# Items listed in a dataset
★ ★ ★ ★ ★ ★ ★

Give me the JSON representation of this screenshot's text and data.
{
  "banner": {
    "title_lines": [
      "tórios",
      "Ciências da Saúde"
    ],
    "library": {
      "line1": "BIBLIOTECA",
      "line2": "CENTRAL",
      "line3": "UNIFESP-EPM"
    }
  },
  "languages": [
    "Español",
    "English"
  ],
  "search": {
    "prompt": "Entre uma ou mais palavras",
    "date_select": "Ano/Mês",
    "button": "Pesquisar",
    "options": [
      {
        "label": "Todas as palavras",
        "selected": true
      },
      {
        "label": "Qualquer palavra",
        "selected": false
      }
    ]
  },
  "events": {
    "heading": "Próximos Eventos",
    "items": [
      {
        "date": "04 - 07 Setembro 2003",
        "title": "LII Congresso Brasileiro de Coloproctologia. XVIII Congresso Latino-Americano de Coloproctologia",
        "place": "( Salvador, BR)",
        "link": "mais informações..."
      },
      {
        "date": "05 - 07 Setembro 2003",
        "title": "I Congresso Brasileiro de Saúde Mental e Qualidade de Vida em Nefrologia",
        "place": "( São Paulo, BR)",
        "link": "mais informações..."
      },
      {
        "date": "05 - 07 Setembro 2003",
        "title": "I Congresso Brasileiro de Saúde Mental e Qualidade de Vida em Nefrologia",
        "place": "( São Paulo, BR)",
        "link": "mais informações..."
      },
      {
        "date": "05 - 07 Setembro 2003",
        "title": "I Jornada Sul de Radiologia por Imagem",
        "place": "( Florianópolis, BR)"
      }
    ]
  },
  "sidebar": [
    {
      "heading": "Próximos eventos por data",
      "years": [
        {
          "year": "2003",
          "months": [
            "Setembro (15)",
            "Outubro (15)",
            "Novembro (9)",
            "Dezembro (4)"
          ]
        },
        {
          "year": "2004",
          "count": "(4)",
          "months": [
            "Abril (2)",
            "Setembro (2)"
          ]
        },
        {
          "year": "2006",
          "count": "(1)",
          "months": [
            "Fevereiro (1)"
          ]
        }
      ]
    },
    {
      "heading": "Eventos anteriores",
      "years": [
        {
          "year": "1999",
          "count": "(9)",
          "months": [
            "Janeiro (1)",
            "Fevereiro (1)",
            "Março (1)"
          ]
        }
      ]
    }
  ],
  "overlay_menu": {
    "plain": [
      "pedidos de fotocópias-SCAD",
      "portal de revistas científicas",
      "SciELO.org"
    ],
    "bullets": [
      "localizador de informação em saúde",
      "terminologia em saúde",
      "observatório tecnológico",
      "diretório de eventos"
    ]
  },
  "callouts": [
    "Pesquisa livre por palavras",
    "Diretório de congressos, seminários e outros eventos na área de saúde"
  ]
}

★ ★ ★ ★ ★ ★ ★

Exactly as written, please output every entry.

# Task answer
Give me the JSON representation of this screenshot's text and data.
{
  "banner": {
    "title_lines": [
      "tórios",
      "Ciências da Saúde"
    ],
    "library": {
      "line1": "BIBLIOTECA",
      "line2": "CENTRAL",
      "line3": "UNIFESP-EPM"
    }
  },
  "languages": [
    "Español",
    "English"
  ],
  "search": {
    "prompt": "Entre uma ou mais palavras",
    "date_select": "Ano/Mês",
    "button": "Pesquisar",
    "options": [
      {
        "label": "Todas as palavras",
        "selected": true
      },
      {
        "label": "Qualquer palavra",
        "selected": false
      }
    ]
  },
  "events": {
    "heading": "Próximos Eventos",
    "items": [
      {
        "date": "04 - 07 Setembro 2003",
        "title": "LII Congresso Brasileiro de Coloproctologia. XVIII Congresso Latino-Americano de Coloproctologia",
        "place": "( Salvador, BR)",
        "link": "mais informações..."
      },
      {
        "date": "05 - 07 Setembro 2003",
        "title": "I Congresso Brasileiro de Saúde Mental e Qualidade de Vida em Nefrologia",
        "place": "( São Paulo, BR)",
        "link": "mais informações..."
      },
      {
        "date": "05 - 07 Setembro 2003",
        "title": "I Congresso Brasileiro de Saúde Mental e Qualidade de Vida em Nefrologia",
        "place": "( São Paulo, BR)",
        "link": "mais informações..."
      },
      {
        "date": "05 - 07 Setembro 2003",
        "title": "I Jornada Sul de Radiologia por Imagem",
        "place": "( Florianópolis, BR)"
      }
    ]
  },
  "sidebar": [
    {
      "heading": "Próximos eventos por data",
      "years": [
        {
          "year": "2003",
          "months": [
            "Setembro (15)",
            "Outubro (15)",
            "Novembro (9)",
            "Dezembro (4)"
          ]
        },
        {
          "year": "2004",
          "count": "(4)",
          "months": [
            "Abril (2)",
            "Setembro (2)"
          ]
        },
        {
          "year": "2006",
          "count": "(1)",
          "months": [
            "Fevereiro (1)"
          ]
        }
      ]
    },
    {
      "heading": "Eventos anteriores",
      "years": [
        {
          "year": "1999",
          "count": "(9)",
          "months": [
            "Janeiro (1)",
            "Fevereiro (1)",
            "Março (1)"
          ]
        }
      ]
    }
  ],
  "overlay_menu": {
    "plain": [
      "pedidos de fotocópias-SCAD",
      "portal de revistas científicas",
      "SciELO.org"
    ],
    "bullets": [
      "localizador de informação em saúde",
      "terminologia em saúde",
      "observatório tecnológico",
      "diretório de eventos"
    ]
  },
  "callouts": [
    "Pesquisa livre por palavras",
    "Diretório de congressos, seminários e outros eventos na área de saúde"
  ]
}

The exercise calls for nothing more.